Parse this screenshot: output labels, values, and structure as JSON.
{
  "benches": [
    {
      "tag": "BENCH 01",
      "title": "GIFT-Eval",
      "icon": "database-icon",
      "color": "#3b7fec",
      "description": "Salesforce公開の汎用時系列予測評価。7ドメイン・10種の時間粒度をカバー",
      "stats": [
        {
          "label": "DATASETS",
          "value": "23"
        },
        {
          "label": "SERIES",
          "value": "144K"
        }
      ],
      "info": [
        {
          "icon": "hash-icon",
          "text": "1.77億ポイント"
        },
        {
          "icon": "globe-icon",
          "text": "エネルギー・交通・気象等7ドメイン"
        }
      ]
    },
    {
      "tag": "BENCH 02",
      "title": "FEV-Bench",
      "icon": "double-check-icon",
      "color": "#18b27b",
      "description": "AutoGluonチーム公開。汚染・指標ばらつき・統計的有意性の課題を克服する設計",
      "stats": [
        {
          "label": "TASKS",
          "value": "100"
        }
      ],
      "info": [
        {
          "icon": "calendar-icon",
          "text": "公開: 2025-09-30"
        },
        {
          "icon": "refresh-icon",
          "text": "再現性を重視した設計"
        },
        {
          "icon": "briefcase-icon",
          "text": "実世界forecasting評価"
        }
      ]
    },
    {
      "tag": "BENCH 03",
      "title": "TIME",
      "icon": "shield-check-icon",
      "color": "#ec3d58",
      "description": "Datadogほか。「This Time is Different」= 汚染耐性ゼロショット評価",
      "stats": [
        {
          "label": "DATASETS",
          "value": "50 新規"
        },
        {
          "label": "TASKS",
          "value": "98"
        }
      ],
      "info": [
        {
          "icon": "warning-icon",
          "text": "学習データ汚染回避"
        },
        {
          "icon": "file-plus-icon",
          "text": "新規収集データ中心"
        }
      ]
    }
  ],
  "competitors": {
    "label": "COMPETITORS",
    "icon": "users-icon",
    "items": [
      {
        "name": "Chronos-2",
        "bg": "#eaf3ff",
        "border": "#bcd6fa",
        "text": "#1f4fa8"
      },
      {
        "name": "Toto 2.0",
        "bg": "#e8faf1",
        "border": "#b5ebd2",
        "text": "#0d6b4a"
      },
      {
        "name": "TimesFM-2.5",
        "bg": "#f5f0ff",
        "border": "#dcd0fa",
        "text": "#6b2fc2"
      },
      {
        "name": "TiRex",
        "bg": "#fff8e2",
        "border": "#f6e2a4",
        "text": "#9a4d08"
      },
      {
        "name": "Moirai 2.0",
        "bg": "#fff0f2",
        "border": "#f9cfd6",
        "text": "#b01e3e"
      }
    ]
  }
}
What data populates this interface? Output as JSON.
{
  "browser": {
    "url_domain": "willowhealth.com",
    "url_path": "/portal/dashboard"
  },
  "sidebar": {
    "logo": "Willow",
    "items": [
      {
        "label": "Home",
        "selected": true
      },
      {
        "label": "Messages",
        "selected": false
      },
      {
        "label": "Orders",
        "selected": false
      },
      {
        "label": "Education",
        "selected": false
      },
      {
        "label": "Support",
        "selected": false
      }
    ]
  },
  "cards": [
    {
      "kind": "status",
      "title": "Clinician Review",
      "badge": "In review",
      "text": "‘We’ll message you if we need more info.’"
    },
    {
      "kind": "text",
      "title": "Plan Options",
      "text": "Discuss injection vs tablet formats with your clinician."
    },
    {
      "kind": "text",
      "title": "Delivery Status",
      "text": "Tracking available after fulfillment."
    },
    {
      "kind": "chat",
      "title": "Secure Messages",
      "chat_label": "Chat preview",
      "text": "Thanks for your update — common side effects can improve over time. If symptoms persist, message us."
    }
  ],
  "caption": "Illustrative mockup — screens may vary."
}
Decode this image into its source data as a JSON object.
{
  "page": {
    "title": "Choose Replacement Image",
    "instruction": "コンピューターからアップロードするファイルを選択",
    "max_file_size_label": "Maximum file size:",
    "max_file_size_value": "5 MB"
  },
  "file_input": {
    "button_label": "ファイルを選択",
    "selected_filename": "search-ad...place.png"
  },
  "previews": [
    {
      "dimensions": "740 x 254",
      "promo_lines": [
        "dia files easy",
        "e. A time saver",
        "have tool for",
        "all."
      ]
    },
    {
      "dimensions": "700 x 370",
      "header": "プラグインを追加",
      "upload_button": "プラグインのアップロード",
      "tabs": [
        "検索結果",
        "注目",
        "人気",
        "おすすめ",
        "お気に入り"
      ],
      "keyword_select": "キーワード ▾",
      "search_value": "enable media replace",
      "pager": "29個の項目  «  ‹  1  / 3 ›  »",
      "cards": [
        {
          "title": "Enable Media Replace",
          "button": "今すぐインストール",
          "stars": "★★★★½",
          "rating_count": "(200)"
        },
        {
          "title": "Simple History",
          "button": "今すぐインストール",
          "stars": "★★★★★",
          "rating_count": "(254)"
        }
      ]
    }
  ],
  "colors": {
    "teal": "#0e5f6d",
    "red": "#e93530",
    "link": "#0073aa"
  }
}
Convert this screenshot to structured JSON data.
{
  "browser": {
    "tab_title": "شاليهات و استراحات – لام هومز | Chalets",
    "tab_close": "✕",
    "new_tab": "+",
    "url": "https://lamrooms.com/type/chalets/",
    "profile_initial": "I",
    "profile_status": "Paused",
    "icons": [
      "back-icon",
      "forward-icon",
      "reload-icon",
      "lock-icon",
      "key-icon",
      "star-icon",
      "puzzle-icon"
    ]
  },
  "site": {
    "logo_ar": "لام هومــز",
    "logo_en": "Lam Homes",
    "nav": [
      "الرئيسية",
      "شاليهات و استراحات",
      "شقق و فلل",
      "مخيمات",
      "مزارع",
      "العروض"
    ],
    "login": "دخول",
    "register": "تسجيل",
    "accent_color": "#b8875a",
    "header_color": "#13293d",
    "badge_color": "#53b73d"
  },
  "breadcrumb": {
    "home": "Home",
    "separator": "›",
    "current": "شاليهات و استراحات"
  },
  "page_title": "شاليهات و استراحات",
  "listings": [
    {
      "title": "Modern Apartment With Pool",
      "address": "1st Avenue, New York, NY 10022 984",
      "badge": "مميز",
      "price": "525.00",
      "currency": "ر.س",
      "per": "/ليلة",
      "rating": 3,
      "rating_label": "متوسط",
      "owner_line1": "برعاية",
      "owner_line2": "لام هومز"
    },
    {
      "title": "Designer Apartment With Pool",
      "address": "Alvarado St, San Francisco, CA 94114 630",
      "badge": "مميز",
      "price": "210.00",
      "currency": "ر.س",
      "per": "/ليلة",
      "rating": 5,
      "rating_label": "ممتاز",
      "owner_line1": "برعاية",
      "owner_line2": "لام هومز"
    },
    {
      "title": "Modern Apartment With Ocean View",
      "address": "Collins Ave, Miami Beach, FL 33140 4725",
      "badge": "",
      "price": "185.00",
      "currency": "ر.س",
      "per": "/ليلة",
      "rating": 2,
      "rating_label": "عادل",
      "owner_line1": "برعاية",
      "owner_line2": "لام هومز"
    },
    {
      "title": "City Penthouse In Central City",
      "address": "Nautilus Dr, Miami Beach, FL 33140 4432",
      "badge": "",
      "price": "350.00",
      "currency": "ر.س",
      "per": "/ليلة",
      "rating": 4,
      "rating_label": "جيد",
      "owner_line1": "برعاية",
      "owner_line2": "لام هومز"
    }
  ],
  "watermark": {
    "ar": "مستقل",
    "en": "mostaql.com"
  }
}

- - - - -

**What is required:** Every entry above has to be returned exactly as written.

**Written answer:**
Parse this screenshot: output labels, values, and structure as JSON.
{
  "benches": [
    {
      "tag": "BENCH 01",
      "title": "GIFT-Eval",
      "icon": "database-icon",
      "color": "#3b7fec",
      "description": "Salesforce公開の汎用時系列予測評価。7ドメイン・10種の時間粒度をカバー",
      "stats": [
        {
          "label": "DATASETS",
          "value": "23"
        },
        {
          "label": "SERIES",
          "value": "144K"
        }
      ],
      "info": [
        {
          "icon": "hash-icon",
          "text": "1.77億ポイント"
        },
        {
          "icon": "globe-icon",
          "text": "エネルギー・交通・気象等7ドメイン"
        }
      ]
    },
    {
      "tag": "BENCH 02",
      "title": "FEV-Bench",
      "icon": "double-check-icon",
      "color": "#18b27b",
      "description": "AutoGluonチーム公開。汚染・指標ばらつき・統計的有意性の課題を克服する設計",
      "stats": [
        {
          "label": "TASKS",
          "value": "100"
        }
      ],
      "info": [
        {
          "icon": "calendar-icon",
          "text": "公開: 2025-09-30"
        },
        {
          "icon": "refresh-icon",
          "text": "再現性を重視した設計"
        },
        {
          "icon": "briefcase-icon",
          "text": "実世界forecasting評価"
        }
      ]
    },
    {
      "tag": "BENCH 03",
      "title": "TIME",
      "icon": "shield-check-icon",
      "color": "#ec3d58",
      "description": "Datadogほか。「This Time is Different」= 汚染耐性ゼロショット評価",
      "stats": [
        {
          "label": "DATASETS",
          "value": "50 新規"
        },
        {
          "label": "TASKS",
          "value": "98"
        }
      ],
      "info": [
        {
          "icon": "warning-icon",
          "text": "学習データ汚染回避"
        },
        {
          "icon": "file-plus-icon",
          "text": "新規収集データ中心"
        }
      ]
    }
  ],
  "competitors": {
    "label": "COMPETITORS",
    "icon": "users-icon",
    "items": [
      {
        "name": "Chronos-2",
        "bg": "#eaf3ff",
        "border": "#bcd6fa",
        "text": "#1f4fa8"
      },
      {
        "name": "Toto 2.0",
        "bg": "#e8faf1",
        "border": "#b5ebd2",
        "text": "#0d6b4a"
      },
      {
        "name": "TimesFM-2.5",
        "bg": "#f5f0ff",
        "border": "#dcd0fa",
        "text": "#6b2fc2"
      },
      {
        "name": "TiRex",
        "bg": "#fff8e2",
        "border": "#f6e2a4",
        "text": "#9a4d08"
      },
      {
        "name": "Moirai 2.0",
        "bg": "#fff0f2",
        "border": "#f9cfd6",
        "text": "#b01e3e"
      }
    ]
  }
}
What data populates this interface? Output as JSON.
{
  "browser": {
    "url_domain": "willowhealth.com",
    "url_path": "/portal/dashboard"
  },
  "sidebar": {
    "logo": "Willow",
    "items": [
      {
        "label": "Home",
        "selected": true
      },
      {
        "label": "Messages",
        "selected": false
      },
      {
        "label": "Orders",
        "selected": false
      },
      {
        "label": "Education",
        "selected": false
      },
      {
        "label": "Support",
        "selected": false
      }
    ]
  },
  "cards": [
    {
      "kind": "status",
      "title": "Clinician Review",
      "badge": "In review",
      "text": "‘We’ll message you if we need more info.’"
    },
    {
      "kind": "text",
      "title": "Plan Options",
      "text": "Discuss injection vs tablet formats with your clinician."
    },
    {
      "kind": "text",
      "title": "Delivery Status",
      "text": "Tracking available after fulfillment."
    },
    {
      "kind": "chat",
      "title": "Secure Messages",
      "chat_label": "Chat preview",
      "text": "Thanks for your update — common side effects can improve over time. If symptoms persist, message us."
    }
  ],
  "caption": "Illustrative mockup — screens may vary."
}
Decode this image into its source data as a JSON object.
{
  "page": {
    "title": "Choose Replacement Image",
    "instruction": "コンピューターからアップロードするファイルを選択",
    "max_file_size_label": "Maximum file size:",
    "max_file_size_value": "5 MB"
  },
  "file_input": {
    "button_label": "ファイルを選択",
    "selected_filename": "search-ad...place.png"
  },
  "previews": [
    {
      "dimensions": "740 x 254",
      "promo_lines": [
        "dia files easy",
        "e. A time saver",
        "have tool for",
        "all."
      ]
    },
    {
      "dimensions": "700 x 370",
      "header": "プラグインを追加",
      "upload_button": "プラグインのアップロード",
      "tabs": [
        "検索結果",
        "注目",
        "人気",
        "おすすめ",
        "お気に入り"
      ],
      "keyword_select": "キーワード ▾",
      "search_value": "enable media replace",
      "pager": "29個の項目  «  ‹  1  / 3 ›  »",
      "cards": [
        {
          "title": "Enable Media Replace",
          "button": "今すぐインストール",
          "stars": "★★★★½",
          "rating_count": "(200)"
        },
        {
          "title": "Simple History",
          "button": "今すぐインストール",
          "stars": "★★★★★",
          "rating_count": "(254)"
        }
      ]
    }
  ],
  "colors": {
    "teal": "#0e5f6d",
    "red": "#e93530",
    "link": "#0073aa"
  }
}
Convert this screenshot to structured JSON data.
{
  "browser": {
    "tab_title": "شاليهات و استراحات – لام هومز | Chalets",
    "tab_close": "✕",
    "new_tab": "+",
    "url": "https://lamrooms.com/type/chalets/",
    "profile_initial": "I",
    "profile_status": "Paused",
    "icons": [
      "back-icon",
      "forward-icon",
      "reload-icon",
      "lock-icon",
      "key-icon",
      "star-icon",
      "puzzle-icon"
    ]
  },
  "site": {
    "logo_ar": "لام هومــز",
    "logo_en": "Lam Homes",
    "nav": [
      "الرئيسية",
      "شاليهات و استراحات",
      "شقق و فلل",
      "مخيمات",
      "مزارع",
      "العروض"
    ],
    "login": "دخول",
    "register": "تسجيل",
    "accent_color": "#b8875a",
    "header_color": "#13293d",
    "badge_color": "#53b73d"
  },
  "breadcrumb": {
    "home": "Home",
    "separator": "›",
    "current": "شاليهات و استراحات"
  },
  "page_title": "شاليهات و استراحات",
  "listings": [
    {
      "title": "Modern Apartment With Pool",
      "address": "1st Avenue, New York, NY 10022 984",
      "badge": "مميز",
      "price": "525.00",
      "currency": "ر.س",
      "per": "/ليلة",
      "rating": 3,
      "rating_label": "متوسط",
      "owner_line1": "برعاية",
      "owner_line2": "لام هومز"
    },
    {
      "title": "Designer Apartment With Pool",
      "address": "Alvarado St, San Francisco, CA 94114 630",
      "badge": "مميز",
      "price": "210.00",
      "currency": "ر.س",
      "per": "/ليلة",
      "rating": 5,
      "rating_label": "ممتاز",
      "owner_line1": "برعاية",
      "owner_line2": "لام هومز"
    },
    {
      "title": "Modern Apartment With Ocean View",
      "address": "Collins Ave, Miami Beach, FL 33140 4725",
      "badge": "",
      "price": "185.00",
      "currency": "ر.س",
      "per": "/ليلة",
      "rating": 2,
      "rating_label": "عادل",
      "owner_line1": "برعاية",
      "owner_line2": "لام هومز"
    },
    {
      "title": "City Penthouse In Central City",
      "address": "Nautilus Dr, Miami Beach, FL 33140 4432",
      "badge": "",
      "price": "350.00",
      "currency": "ر.س",
      "per": "/ليلة",
      "rating": 4,
      "rating_label": "جيد",
      "owner_line1": "برعاية",
      "owner_line2": "لام هومز"
    }
  ],
  "watermark": {
    "ar": "مستقل",
    "en": "mostaql.com"
  }
}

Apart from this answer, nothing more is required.